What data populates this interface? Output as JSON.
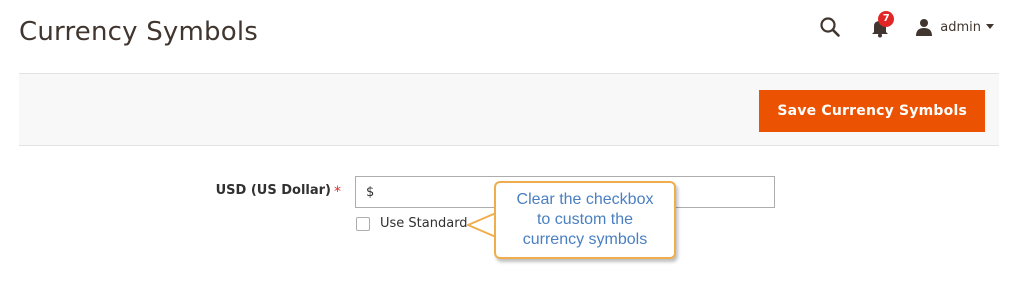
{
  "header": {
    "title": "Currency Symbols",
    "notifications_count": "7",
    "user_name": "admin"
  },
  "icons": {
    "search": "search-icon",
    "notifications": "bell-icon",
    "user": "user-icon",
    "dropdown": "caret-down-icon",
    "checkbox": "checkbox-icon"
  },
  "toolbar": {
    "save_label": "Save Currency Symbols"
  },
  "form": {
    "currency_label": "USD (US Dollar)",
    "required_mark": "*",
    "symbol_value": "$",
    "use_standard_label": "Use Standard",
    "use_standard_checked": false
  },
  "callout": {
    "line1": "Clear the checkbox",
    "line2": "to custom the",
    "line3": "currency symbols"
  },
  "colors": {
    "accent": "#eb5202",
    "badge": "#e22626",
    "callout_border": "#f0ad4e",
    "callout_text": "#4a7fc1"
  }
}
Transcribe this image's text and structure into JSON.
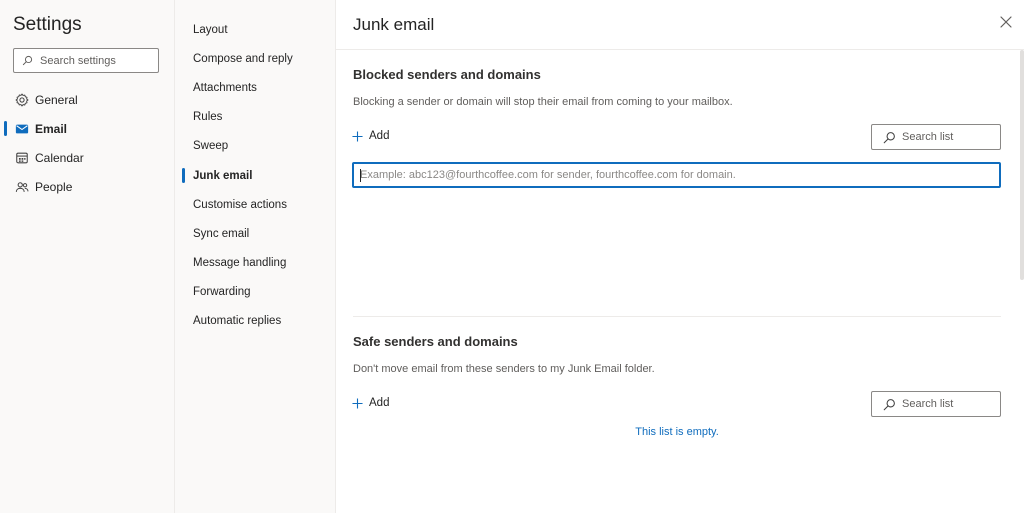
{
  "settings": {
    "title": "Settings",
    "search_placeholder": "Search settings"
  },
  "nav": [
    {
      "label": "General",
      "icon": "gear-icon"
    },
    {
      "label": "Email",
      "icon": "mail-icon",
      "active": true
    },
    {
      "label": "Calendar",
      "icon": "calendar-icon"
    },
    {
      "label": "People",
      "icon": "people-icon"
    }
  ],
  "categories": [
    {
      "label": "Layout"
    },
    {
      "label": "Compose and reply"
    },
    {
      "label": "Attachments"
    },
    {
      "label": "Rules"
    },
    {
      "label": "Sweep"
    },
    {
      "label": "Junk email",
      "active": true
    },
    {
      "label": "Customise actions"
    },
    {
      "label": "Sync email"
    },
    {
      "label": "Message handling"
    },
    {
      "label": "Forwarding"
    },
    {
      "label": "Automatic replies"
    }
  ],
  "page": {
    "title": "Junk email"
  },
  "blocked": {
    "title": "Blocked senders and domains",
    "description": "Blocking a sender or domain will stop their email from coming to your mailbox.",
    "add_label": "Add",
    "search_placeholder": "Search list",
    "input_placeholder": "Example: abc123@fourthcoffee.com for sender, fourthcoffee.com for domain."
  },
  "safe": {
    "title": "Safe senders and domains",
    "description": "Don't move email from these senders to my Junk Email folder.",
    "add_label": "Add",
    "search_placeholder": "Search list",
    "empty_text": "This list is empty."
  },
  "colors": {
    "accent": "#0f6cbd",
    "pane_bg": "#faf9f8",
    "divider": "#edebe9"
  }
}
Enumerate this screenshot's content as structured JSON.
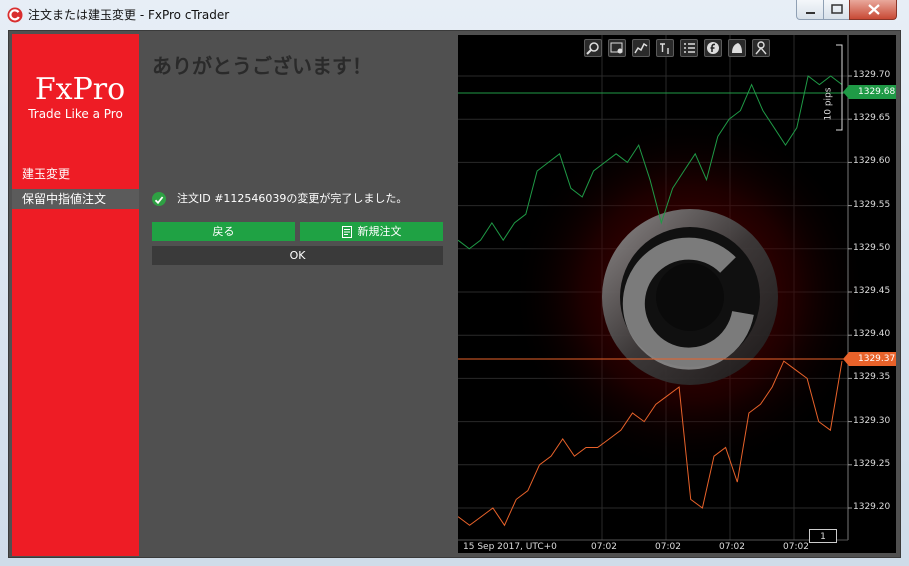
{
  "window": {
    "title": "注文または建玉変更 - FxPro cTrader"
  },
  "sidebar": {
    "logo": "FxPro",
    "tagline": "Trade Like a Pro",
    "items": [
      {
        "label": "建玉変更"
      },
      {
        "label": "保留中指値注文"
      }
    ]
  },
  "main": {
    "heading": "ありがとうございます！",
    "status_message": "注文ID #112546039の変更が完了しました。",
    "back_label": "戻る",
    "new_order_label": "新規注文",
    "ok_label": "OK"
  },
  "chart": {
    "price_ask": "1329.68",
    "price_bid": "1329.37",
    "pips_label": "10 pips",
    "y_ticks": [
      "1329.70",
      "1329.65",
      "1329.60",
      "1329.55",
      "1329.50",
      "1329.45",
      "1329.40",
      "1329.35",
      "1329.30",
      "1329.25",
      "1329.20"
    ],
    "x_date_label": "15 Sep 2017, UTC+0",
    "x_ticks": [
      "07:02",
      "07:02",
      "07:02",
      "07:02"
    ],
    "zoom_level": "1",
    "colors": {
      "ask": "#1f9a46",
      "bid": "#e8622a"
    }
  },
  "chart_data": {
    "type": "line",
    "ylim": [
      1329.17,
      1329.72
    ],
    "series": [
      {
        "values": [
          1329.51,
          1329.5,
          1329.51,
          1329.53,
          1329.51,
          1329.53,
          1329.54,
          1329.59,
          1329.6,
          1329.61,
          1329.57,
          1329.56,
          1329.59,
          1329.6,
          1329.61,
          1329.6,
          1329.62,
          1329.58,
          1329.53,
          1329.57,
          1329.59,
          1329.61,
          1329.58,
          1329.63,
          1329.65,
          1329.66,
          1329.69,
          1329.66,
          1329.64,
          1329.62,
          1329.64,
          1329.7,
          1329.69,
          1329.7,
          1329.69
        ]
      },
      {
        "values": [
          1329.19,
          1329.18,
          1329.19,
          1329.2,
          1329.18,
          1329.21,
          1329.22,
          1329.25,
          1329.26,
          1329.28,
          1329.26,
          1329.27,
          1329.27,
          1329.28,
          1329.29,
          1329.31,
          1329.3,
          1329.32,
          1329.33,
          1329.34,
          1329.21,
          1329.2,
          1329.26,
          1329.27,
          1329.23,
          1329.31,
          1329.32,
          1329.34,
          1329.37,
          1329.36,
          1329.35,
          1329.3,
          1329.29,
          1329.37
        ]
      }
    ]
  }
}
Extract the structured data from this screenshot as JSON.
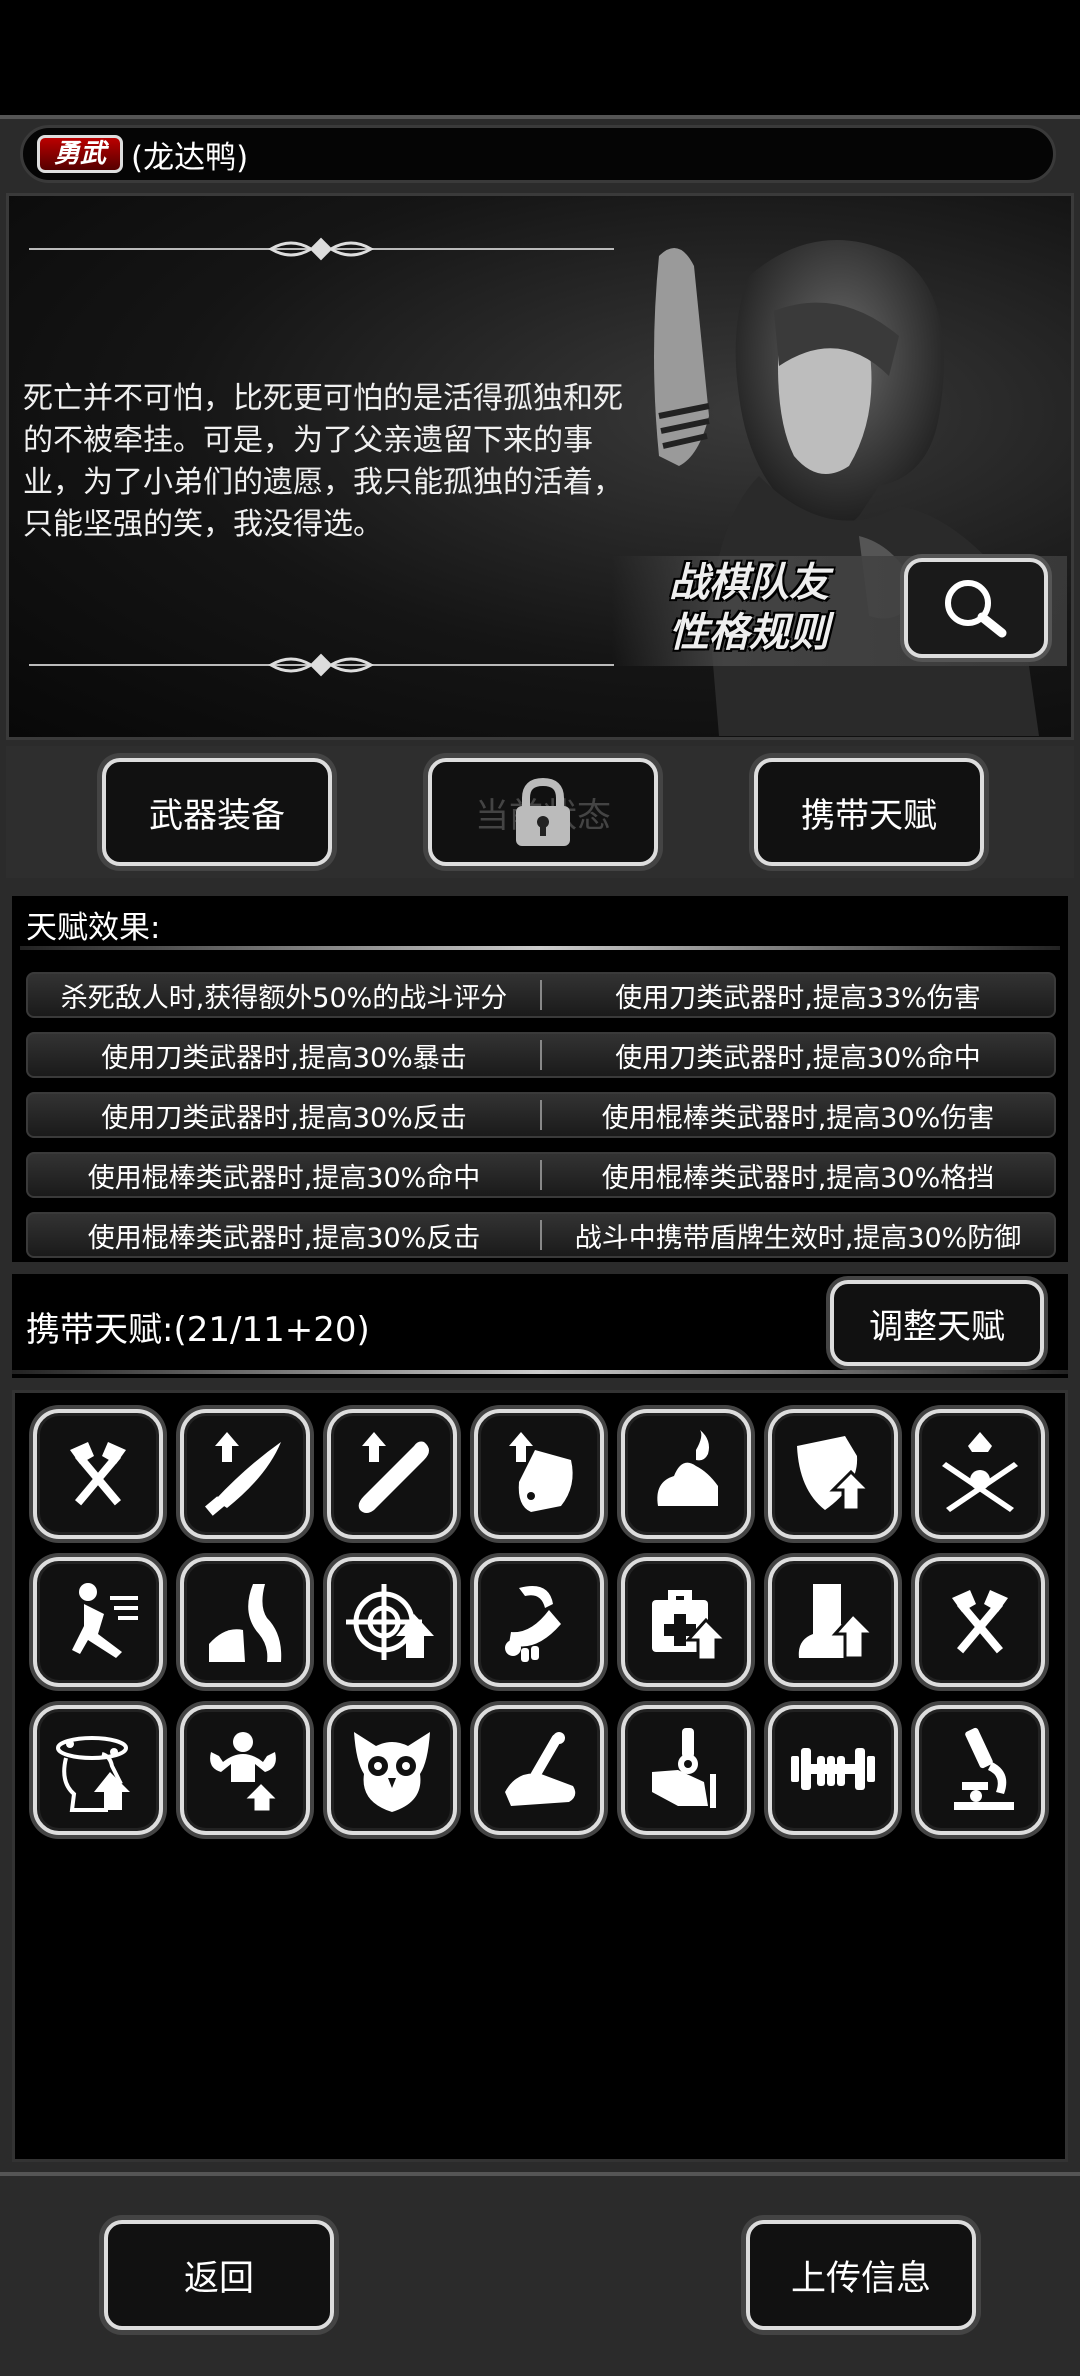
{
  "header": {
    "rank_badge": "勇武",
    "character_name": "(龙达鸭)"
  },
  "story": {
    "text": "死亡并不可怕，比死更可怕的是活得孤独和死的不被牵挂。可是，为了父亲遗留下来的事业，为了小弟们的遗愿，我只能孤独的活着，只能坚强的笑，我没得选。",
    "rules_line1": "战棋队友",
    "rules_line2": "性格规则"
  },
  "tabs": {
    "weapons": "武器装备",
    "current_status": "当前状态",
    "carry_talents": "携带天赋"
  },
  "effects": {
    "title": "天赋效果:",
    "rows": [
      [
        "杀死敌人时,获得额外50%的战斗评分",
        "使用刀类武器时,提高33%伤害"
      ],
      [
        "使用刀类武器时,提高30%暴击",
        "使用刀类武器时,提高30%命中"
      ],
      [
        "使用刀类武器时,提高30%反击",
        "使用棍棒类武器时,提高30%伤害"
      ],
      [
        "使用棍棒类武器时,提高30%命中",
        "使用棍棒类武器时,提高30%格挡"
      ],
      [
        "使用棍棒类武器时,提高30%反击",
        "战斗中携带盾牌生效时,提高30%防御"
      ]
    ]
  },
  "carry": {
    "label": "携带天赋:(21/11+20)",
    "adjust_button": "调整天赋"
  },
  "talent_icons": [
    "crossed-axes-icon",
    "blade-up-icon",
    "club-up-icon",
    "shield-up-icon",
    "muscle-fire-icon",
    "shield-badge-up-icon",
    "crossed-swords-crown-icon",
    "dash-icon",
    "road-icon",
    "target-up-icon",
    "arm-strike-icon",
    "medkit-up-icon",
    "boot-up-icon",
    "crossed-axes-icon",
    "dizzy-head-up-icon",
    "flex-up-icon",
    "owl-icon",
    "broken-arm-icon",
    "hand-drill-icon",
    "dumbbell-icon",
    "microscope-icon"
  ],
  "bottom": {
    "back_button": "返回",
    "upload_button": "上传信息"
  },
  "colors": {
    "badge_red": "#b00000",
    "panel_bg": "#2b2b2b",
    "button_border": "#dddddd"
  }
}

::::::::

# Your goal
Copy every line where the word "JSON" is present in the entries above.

# Solution to this task
What data populates this interface? Output as JSON.
Transcribe this image's text and structure into JSON.
Enumerate this screenshot's content as structured JSON.
Extract the structured data from this screenshot as JSON.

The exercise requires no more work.